> _Description of the task_
Identify every line in the records below that contains the word "List", and reproduce each one.

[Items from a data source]

.....

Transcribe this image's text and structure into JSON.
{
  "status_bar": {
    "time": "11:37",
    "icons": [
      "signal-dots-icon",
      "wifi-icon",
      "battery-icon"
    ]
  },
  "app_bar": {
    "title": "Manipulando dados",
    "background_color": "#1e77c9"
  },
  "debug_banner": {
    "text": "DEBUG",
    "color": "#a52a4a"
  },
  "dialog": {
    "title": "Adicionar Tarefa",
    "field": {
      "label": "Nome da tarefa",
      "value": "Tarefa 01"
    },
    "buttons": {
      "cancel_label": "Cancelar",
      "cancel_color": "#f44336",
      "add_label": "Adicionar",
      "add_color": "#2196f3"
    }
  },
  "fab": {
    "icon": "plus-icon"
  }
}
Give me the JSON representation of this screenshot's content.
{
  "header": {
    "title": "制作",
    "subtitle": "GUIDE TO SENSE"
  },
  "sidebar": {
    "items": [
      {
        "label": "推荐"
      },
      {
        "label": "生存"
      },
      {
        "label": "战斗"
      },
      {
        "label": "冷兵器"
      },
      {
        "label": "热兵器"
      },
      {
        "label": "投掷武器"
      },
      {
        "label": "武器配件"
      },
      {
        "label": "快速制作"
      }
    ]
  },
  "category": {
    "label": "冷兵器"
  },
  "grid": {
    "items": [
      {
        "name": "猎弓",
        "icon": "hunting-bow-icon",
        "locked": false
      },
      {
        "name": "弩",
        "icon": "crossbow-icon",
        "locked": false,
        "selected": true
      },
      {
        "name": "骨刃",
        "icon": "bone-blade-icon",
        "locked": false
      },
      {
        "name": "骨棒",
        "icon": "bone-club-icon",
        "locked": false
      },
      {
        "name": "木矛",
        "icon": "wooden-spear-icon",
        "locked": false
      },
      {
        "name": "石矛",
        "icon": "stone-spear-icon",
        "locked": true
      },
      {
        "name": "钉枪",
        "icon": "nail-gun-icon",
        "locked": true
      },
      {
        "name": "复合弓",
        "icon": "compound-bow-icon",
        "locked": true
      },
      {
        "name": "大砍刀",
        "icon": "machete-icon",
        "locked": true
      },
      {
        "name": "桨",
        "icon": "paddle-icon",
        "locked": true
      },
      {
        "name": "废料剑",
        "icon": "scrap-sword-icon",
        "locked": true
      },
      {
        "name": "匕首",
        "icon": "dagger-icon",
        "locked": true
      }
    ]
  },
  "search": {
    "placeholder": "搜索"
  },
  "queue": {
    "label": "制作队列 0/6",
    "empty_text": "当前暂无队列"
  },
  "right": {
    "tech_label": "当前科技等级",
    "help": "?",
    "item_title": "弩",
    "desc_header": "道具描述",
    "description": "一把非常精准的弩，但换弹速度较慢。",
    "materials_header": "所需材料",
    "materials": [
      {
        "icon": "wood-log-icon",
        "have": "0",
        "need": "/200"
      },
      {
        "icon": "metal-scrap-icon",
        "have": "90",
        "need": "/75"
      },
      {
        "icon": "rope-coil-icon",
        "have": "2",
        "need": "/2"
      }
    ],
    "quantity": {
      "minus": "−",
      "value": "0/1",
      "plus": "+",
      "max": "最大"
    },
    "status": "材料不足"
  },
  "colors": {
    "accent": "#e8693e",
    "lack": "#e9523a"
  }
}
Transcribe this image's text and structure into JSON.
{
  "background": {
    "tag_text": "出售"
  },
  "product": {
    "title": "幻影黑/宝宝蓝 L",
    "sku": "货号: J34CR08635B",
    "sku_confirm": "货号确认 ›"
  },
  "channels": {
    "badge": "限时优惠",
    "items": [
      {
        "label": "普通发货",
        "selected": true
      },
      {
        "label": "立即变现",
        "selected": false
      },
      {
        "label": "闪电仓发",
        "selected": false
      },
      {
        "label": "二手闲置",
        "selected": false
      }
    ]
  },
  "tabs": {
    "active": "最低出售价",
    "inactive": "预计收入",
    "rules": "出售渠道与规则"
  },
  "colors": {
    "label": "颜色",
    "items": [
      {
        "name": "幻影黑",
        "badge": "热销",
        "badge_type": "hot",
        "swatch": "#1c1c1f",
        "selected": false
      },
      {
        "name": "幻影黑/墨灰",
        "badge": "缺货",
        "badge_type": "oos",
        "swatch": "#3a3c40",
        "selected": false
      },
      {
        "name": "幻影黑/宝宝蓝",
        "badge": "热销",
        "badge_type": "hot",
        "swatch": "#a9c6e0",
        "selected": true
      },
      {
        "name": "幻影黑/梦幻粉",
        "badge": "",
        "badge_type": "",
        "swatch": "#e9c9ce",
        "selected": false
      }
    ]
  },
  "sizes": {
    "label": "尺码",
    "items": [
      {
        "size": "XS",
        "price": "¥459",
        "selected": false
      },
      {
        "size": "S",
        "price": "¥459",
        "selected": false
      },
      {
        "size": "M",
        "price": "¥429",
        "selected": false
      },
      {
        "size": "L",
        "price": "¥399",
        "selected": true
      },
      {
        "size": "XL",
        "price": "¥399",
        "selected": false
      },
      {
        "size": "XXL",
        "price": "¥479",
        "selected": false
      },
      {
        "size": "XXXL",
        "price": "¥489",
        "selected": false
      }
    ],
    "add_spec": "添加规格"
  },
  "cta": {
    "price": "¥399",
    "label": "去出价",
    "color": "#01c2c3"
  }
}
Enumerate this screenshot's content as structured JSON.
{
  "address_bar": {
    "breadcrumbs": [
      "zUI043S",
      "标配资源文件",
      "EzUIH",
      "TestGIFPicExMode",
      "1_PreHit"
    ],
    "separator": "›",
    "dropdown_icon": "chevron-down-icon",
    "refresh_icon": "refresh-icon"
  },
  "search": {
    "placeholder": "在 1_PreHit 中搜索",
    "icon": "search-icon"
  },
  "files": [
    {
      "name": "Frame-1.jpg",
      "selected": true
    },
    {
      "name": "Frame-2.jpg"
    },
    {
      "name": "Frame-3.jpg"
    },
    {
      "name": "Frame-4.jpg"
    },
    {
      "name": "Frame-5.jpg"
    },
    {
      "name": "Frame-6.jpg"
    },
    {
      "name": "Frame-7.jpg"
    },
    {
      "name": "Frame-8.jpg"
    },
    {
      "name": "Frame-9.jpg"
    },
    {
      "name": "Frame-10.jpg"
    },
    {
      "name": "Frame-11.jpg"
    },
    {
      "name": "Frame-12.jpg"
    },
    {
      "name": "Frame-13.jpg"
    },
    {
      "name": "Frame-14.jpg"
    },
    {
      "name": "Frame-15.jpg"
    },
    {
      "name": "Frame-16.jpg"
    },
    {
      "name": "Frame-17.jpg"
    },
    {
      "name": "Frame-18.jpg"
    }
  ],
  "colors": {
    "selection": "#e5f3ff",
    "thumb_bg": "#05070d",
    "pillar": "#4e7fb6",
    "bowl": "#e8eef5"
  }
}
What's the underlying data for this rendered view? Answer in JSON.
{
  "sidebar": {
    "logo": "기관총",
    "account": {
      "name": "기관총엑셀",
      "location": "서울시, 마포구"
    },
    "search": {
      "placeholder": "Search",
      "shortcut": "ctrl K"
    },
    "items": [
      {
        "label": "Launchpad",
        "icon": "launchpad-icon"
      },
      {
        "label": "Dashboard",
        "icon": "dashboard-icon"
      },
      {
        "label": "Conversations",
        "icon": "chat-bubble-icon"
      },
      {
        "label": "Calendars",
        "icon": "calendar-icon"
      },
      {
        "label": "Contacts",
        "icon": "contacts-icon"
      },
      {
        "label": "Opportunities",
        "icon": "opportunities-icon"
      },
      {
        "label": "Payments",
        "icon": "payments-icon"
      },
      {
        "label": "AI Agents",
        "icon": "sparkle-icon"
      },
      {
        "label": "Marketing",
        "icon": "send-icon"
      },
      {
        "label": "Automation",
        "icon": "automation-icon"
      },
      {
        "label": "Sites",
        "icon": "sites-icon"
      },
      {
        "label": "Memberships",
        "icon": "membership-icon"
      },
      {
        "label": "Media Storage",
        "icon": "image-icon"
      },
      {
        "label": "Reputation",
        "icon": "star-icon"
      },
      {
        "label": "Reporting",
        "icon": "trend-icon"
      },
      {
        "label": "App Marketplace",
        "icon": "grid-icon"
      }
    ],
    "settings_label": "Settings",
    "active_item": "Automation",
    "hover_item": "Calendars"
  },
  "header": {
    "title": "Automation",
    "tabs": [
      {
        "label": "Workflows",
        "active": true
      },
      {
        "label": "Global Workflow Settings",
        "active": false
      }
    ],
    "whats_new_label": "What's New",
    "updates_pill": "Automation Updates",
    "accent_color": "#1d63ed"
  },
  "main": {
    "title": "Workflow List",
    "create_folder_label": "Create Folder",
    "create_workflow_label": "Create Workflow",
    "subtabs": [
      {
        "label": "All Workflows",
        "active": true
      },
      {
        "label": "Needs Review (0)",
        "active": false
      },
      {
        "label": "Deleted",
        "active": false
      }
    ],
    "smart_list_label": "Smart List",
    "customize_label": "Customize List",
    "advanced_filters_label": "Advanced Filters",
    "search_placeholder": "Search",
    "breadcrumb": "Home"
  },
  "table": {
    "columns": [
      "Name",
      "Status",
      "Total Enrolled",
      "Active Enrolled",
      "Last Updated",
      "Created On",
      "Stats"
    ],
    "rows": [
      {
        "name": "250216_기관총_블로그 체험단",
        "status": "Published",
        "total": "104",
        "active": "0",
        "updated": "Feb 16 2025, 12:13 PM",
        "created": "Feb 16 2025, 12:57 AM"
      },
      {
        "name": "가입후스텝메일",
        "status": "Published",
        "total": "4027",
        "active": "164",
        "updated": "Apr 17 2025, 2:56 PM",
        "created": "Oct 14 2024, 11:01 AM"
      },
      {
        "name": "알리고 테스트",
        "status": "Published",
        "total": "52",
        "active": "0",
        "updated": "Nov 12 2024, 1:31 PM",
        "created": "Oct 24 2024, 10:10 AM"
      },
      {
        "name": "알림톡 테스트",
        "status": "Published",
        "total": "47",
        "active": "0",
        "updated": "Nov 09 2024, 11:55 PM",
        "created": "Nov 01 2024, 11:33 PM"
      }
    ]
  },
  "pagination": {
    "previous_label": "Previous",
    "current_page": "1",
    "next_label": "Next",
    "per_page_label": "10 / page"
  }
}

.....

> _Answer below_
    "title": "Workflow List",
    "smart_list_label": "Smart List",
    "customize_label": "Customize List",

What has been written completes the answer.